Starring: Bradley Cooper, Robert DeNiro, Abbie Cornish, Anna Friel, Johnny Whitworth, Robert John Burke

Director: Neil Burger

Writer(s): Leslie Dixon, Alan Glynn (novel)

Cinematography: Jo Willems

Original Score: Paul Leonard Morgan, Nico Muhly

Running Time: 104 Mins.

Bradley Cooper hs been quietly chipping away in an attempt to prove himself leading-man material, following bit parts in the likes of Wedding Crashers and Failure to Launch he has balanced massive hit (The Hangover) with disappointing (at least financially) flop with The A-Team. So here he comes again, with another hammer blow to explode onto the scene well and truly taking a starring role (he’s never off-screen) and holding a film with very little help and I am pleased to say he does so with aplomb, it is Cooper who makes Limitless worth a watch…it’s just a shame that it cannot be any more than just that.

Director Neil Burger previously directed Ed Norton in The Painted Veil and The Illusionist, both very good but both (oddly) underwhelming, and good or enjoyable as they are neither will stick with you beyond the closing credits. The same can be said of Limitless, I am struggling to put my finger on why and don’t like to criticize an undeniably entertaining film too much, that would seem to do all involved a discredit, however there is just “something” lacking, all the more odd given the dynamic central turn and the potentially thought-provoking subject matter…what would you do if you could “access” all of your brain-power?

That is what happens upon a bedraggled looking Eddie Morra (Cooper) randomly comes across his ex-wifes brother, a drug dealer and all-round dodgy character, needless to say having been given a mysterious pill Morra becomes addicted to the effects it has, he finishes a novel that was previously causing writer’s block and eventually plays the stock market to make himself millions, all the while aiding/outsmarting Robert De Niro’s Van Loon. It’s hardly a complex plot but using the source material The Dark Fields (novel written by Glynn) to good effect Dixon has crafted an engaging script that, for it’s running time, will keep you wondering where the film will go next.

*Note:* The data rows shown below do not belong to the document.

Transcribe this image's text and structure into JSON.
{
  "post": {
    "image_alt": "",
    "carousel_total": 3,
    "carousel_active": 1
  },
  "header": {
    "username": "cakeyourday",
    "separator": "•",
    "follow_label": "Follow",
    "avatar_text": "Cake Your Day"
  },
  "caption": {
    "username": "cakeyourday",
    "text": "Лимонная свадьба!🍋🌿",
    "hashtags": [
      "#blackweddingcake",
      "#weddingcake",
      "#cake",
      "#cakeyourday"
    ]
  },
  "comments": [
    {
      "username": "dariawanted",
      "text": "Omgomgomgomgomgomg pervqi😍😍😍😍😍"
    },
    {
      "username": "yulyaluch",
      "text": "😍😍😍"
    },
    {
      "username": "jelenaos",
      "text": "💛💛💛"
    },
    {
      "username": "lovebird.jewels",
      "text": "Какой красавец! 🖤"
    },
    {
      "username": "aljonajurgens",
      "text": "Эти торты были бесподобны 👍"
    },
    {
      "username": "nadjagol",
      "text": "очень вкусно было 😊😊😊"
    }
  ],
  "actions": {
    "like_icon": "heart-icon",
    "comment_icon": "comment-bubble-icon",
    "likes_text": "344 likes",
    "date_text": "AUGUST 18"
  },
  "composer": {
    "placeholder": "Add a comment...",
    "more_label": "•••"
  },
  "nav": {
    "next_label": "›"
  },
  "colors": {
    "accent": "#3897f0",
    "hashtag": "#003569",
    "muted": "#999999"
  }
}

As i said before this is ultimately Cooper’s film, he moves from twitchy and scruffy, to smooth businessman to smart senator with ease making subtle shifts in gear to leave us in no doubt he is the same guy throughout albeit with a touch more intelligence and confidence, not many would have managed such a role as well, no show-boating just believable, likeable and funny in equal measure. De Niro provides his usual “phone it in” character piece to gain his name above the title and Cornish and Friel are game enough as the women in Morra’s life, alas they are given next to nothing to do being the strong-willed girlfriend and basil-expostion respectfully.

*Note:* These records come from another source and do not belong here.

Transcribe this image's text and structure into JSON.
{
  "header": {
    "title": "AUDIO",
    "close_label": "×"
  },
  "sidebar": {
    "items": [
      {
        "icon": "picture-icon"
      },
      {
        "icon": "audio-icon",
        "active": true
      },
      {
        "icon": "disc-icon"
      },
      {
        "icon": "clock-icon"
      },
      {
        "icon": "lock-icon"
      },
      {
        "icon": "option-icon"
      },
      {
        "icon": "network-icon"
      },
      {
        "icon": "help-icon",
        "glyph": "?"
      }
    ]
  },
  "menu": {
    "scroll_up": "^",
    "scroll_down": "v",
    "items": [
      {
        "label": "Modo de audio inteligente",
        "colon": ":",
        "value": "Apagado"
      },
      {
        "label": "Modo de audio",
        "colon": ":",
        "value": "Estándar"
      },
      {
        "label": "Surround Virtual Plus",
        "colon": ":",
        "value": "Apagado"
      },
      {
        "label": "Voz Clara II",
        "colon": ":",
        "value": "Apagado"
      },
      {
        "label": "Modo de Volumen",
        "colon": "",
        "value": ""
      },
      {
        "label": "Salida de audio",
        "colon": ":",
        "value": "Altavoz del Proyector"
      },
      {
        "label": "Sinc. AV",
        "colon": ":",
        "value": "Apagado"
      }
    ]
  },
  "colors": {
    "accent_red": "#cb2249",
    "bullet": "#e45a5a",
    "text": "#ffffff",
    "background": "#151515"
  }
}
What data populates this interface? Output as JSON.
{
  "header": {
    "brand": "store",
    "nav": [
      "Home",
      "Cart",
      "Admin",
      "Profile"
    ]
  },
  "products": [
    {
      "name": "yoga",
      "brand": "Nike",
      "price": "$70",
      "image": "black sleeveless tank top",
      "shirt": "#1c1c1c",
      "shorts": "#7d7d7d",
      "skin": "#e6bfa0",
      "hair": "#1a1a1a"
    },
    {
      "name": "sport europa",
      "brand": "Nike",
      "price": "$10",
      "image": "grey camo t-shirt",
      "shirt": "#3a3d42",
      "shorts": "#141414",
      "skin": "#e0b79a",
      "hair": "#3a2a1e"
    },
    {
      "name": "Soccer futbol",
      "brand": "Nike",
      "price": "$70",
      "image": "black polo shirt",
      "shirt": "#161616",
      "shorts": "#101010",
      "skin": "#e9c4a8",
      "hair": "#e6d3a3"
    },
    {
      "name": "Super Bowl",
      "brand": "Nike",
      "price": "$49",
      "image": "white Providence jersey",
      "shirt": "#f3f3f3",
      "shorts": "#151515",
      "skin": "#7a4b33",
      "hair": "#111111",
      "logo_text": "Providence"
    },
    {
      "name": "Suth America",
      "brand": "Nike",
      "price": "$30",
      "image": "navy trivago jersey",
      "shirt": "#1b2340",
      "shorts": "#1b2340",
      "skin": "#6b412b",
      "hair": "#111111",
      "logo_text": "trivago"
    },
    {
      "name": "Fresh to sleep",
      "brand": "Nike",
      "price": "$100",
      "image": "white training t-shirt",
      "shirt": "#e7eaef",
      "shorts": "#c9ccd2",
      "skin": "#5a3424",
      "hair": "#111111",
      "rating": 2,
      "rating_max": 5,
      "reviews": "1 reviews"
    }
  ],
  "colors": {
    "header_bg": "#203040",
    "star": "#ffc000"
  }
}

Having considered carefully I would surmise that Limitless just isn’t “enough” of anything to be memorable or worth returning too, yes Cooper is great as Morra but you wouldn’t want to go through more than one sitting of him as we see where he came from, where he’s been and where he’s going…there’s nothing left. I would suggest that had it had more thrilling set-pieces (nudging it deeper into thriller rather than drama territory) or more convincing elements of threat (again making it more gripping), or even a more involved (in the plot) support of colourful characters there would be an element beyond just, well, the limits the film has imposed upon itself.

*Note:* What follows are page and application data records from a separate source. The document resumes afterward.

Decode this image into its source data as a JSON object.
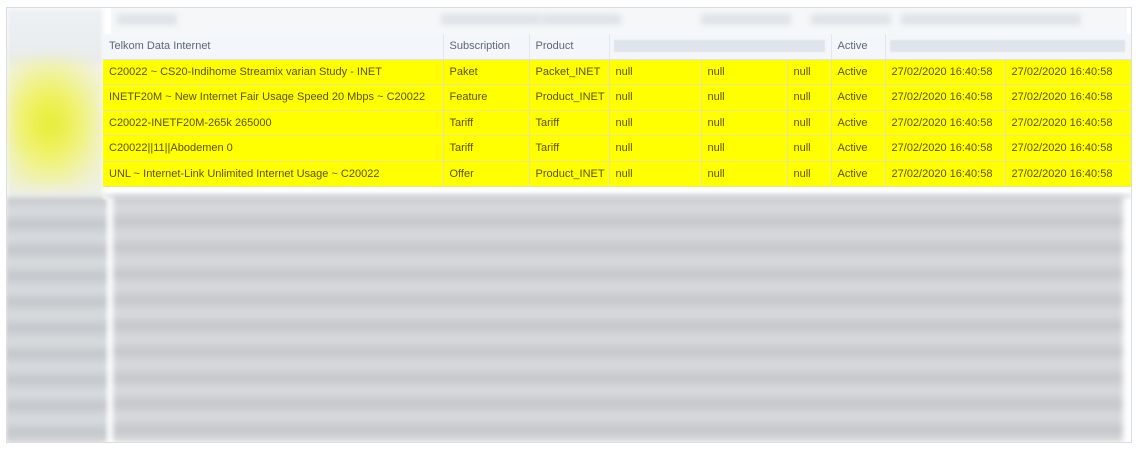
{
  "table": {
    "columns": [
      {
        "label": "Telkom Data Internet"
      },
      {
        "label": "Subscription"
      },
      {
        "label": "Product"
      },
      {
        "label": ""
      },
      {
        "label": ""
      },
      {
        "label": ""
      },
      {
        "label": "Active"
      },
      {
        "label": ""
      },
      {
        "label": ""
      }
    ],
    "rows": [
      {
        "cells": [
          "C20022 ~ CS20-Indihome Streamix varian Study - INET",
          "Paket",
          "Packet_INET",
          "null",
          "null",
          "null",
          "Active",
          "27/02/2020 16:40:58",
          "27/02/2020 16:40:58"
        ]
      },
      {
        "cells": [
          "INETF20M ~ New Internet Fair Usage Speed 20 Mbps ~ C20022",
          "Feature",
          "Product_INET",
          "null",
          "null",
          "null",
          "Active",
          "27/02/2020 16:40:58",
          "27/02/2020 16:40:58"
        ]
      },
      {
        "cells": [
          "C20022-INETF20M-265k 265000",
          "Tariff",
          "Tariff",
          "null",
          "null",
          "null",
          "Active",
          "27/02/2020 16:40:58",
          "27/02/2020 16:40:58"
        ]
      },
      {
        "cells": [
          "C20022||11||Abodemen 0",
          "Tariff",
          "Tariff",
          "null",
          "null",
          "null",
          "Active",
          "27/02/2020 16:40:58",
          "27/02/2020 16:40:58"
        ]
      },
      {
        "cells": [
          "UNL ~ Internet-Link Unlimited Internet Usage ~ C20022",
          "Offer",
          "Product_INET",
          "null",
          "null",
          "null",
          "Active",
          "27/02/2020 16:40:58",
          "27/02/2020 16:40:58"
        ]
      }
    ]
  },
  "colors": {
    "highlight": "#ffff00",
    "header_bg": "#f3f7fb",
    "border": "#d8dde3"
  }
}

Yes the visuals pop and fizz, jump zooms, experimental camera angles, so on and so forth, but in context this amounts to little more than flash on the surface, something which would have been more beneficial married with an underlying exciting strain.


Limitless achieves two things, firstly that Cooper can carry a film, and two it is entertaining for 104 minutes, but beyond that there is nothing which is sad given a premise that was Limitless as the film’s title.